The awards seek leading projects from professionals as well as ideas from the next generation that combine sustainable construction solutions with architectural evidence.
The competition is organized by the Lafarge Holcim Foundation for Sustainable Construction and identifies the ideas with the highest potential to improve quality of life and tackle today’s challenges surrounding increasing urbanization.
Projects and concepts in the fields of architecture, landscape, urban design, planning, technology and civil materials and engineering are eligible to enter the US$2 million (AU$2.6 million) awards competition.
Projects must have reached an advanced stage of design, have a high probability of execution, and may not have started construction before July 4, 2016.
Entrants up to the age of 30 may also submit concepts and ideas irrespective of actual implementation of the project. The Next Generation category specifically asks for “blue-sky” solutions from students and young professionals.
The competition has been divided into five geographic regions, each with its own specialist jury. The juries are headed by Harry Gugger (for Europe), Ray Cole (North America), Angelo Bucci (Latin America), Nagwa Sherif (Middle East Africa) and Donald Bates (Asia Pacific).
The winners will be announced at five ceremonies in the second half of 2017. Winners automatically qualify for the global awards competition in 2018.
For further information and entry details visit the Lafarge Holcim Foundation website.
Submissions close on 21 March 2017.
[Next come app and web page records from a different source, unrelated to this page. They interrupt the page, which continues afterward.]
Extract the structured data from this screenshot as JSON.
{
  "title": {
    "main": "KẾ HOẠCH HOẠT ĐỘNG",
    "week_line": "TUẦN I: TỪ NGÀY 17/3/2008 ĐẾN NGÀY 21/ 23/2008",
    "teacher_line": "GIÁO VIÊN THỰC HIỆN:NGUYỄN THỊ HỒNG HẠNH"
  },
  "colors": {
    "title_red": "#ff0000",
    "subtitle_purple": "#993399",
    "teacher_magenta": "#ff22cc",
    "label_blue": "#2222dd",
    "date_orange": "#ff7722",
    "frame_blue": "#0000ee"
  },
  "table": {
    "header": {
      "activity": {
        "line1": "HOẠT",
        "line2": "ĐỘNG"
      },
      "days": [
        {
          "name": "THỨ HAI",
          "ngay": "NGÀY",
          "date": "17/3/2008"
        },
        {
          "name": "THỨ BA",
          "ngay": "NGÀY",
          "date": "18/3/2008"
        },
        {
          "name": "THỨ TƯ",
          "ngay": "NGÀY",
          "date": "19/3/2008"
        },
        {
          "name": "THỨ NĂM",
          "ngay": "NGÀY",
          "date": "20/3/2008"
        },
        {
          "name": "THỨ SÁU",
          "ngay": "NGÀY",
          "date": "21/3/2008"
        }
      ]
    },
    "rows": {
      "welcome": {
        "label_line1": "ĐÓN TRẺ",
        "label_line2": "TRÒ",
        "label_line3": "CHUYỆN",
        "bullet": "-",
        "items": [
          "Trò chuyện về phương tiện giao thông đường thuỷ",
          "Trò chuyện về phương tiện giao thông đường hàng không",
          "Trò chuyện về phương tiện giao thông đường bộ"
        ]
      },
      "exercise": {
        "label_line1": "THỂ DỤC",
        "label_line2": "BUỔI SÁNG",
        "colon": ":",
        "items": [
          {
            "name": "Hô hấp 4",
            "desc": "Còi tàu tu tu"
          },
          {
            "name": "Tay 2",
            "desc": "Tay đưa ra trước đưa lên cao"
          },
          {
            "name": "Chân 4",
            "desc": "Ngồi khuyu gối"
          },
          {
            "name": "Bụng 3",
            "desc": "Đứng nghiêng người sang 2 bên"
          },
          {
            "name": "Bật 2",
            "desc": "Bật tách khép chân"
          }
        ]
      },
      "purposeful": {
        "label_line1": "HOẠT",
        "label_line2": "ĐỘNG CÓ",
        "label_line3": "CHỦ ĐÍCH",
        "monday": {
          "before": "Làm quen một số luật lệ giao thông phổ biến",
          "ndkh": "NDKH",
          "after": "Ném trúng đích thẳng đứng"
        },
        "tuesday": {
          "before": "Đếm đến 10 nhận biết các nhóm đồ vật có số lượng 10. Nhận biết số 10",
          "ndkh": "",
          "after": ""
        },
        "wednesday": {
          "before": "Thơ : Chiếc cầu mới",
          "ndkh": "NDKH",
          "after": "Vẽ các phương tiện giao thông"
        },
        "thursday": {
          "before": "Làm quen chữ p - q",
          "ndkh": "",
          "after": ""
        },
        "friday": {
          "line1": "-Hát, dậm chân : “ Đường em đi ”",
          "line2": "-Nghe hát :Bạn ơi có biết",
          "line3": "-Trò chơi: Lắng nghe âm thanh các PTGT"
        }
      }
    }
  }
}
In the 2015 Global Holcim Awards, Sri Lankan studio Robust Architecture Workshop, headed by University of Melbourne graduate Milinda Pathiraja and Ganga Ratnayake received the US$100,000 Silver Award for its project Post-War Collective, a community library building that aims to reintegrate ex-soldiers into postwar Sri Lankan community.
The US$200,000 Gold Award went to Articulated Site: Water reservoirs as public park, by Mario Camargo and Luis Tombé (Colectivo720), together with Juan Calle and Horacio Valencia (Empresas Públicas de Medellín (EPM Group)).
The US$50,000 Bronze Award went to The Dryline: Urban flood protection infrastructure by Bjarke Ingels and Kai-Uwe Bergmann of Bjarke Ingels Group (Denmark/USA) and One Architecture (Netherlands) in collaboration with City of New York.